The more I hear about e-cigarettes, the more they have me worried. And unfortunately, I’m not the only one who’s hearing a lot about these increasingly popular “alternatives to tobacco cigarettes.” In fact, a recent nationally-representative survey found that 40 percent of Americans have heard of the electronic nicotine delivery systems (ENDS) affectionately referred to as “e-Cigs”, teens seem to be quite taken by them, and annual sales this year are shaping up to be a predicted $1 billion. But that’s not all. Here are a few other compelling reasons why I’m worried.
What you see isn’t always what you get. Ask any teen to describe what’s in an e-cig and the likely answer you’ll get is that it’s “just water vapor,” and therefore harmless. For those of you who have yet to pay much attention to e-cigs and don’t yet know what they actually are, let me explain why this is a dangerous misperception. E-cigs are devices – many of which are designed to look similar to cigarettes – that do in fact vaporize appealing-flavored solutions into a mist that can be inhaled into the lungs. But while “water vapor” may be what you see, what e-cig users actually get is a vaporized chemical mixture typically composed of nicotine, propylene glycol and other chemicals. And what we do know is that nicotine can be highly addictive.
What you don’t know can hurt you. Just because e-cigs don’t produce tar or ash like cigarettes do does not mean they’re safe. In fact, the World Health Organization (WHO)’s Tobacco Free Initiative states that the potential risks they pose for the health of users remain undetermined, the safety has not been scientifically demonstrated, and scientific testing indicates that there is significant variation in the amount of nicotine and other chemicals contained in each product. Their conclusion, and one that I share: Until e-cigs are deemed safe and effective and of acceptable quality by a competent national regulatory body, consumers should be strongly advised not to use any of these products.
E-cigs are a step in the wrong direction. According to the Legacy Foundation, youth cigarette use declined sharply between the mid-1990’s and 2010, leveled off in 2011, and continued to decrease in 2012. In contrast, the CDC reports that e-cigarette use by minors is rapidly increasing – having doubled between 2011 and 2012. While advocates argue that e-cigs are a “safer alternative” to cigarette smoking, there are no scientifically proven methods for using e-cigs as cigarette replacements. In the meantime, they have me and just about everyone I know who’s involved in promoting healthy behaviors worried because they run the very real risk of initiating new teen e-cig smokers and making smoking cool again.
Looks can be appealing. Speaking of cool – it’s not so long ago that cigarettes were considered cool. In fact, too many movies still portray those who smoke cigarettes to be dashing, daring and desirable. Now enter e-cigs and you’ve got a new and even more appealing high-tech design. Now I’m not just worried that all of the longstanding public health efforts directed towards keeping teens from smoking will go up in smoke, but quite possibly go up in vapor as well.

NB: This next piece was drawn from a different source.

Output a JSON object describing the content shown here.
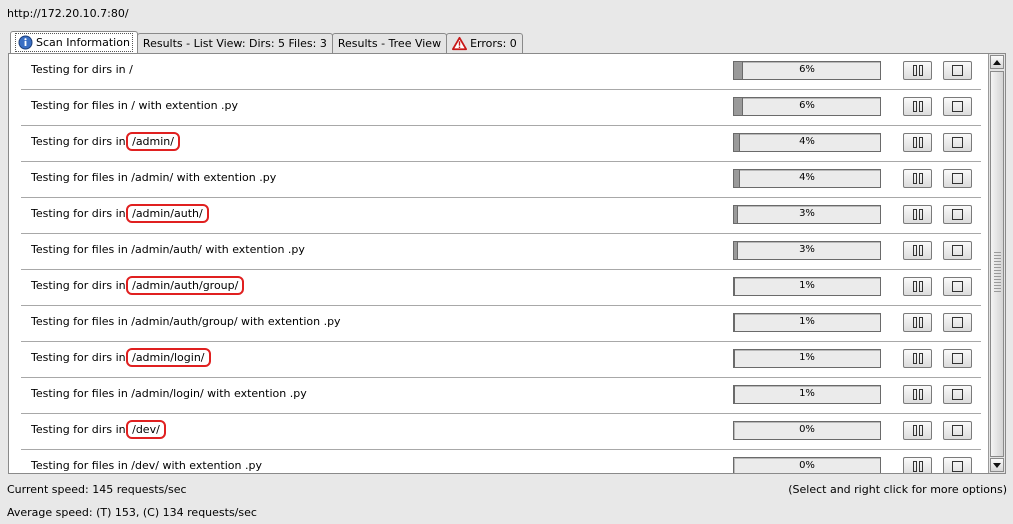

Jenny McCarthy can be quite convincing. As if the enticing flavors and the convenience and the easy accessibility of sleek new e-cigs wasn’t enough, Advertising Age recently reported that Jenny McCarthy – known for her many years speaking out against childhood vaccination despite nearly two dozen scientific studies to the contrary – has signed on to be the new face of the leading brand of e-cigarettes. And even though tobacco advertisers haven’t been allowed to advertise on TV since 1971, e-cigarette makers now can because unlike their tobacco-containing counterparts, e-cigs are not yet regulated by the FDA. This really has me worried, given that a recent study on the international reach of tobacco marketing among young children confirms that pro-smoking messages delivered through marketing and the media can reach very young children and influence attitudes and behaviors around smoking.
So now that you hopefully agree that I’m justifiably worried, I hope you’ll join me in being proactive about it. Talk to your kids about e-cigs. Find out what they know, what they’ve heard, what they’ve seen. And make very sure they are well-informed – both about what e-cigs are, and about what they’re not!
Originally posted on Omaha World Herald’s Live Well Nebraska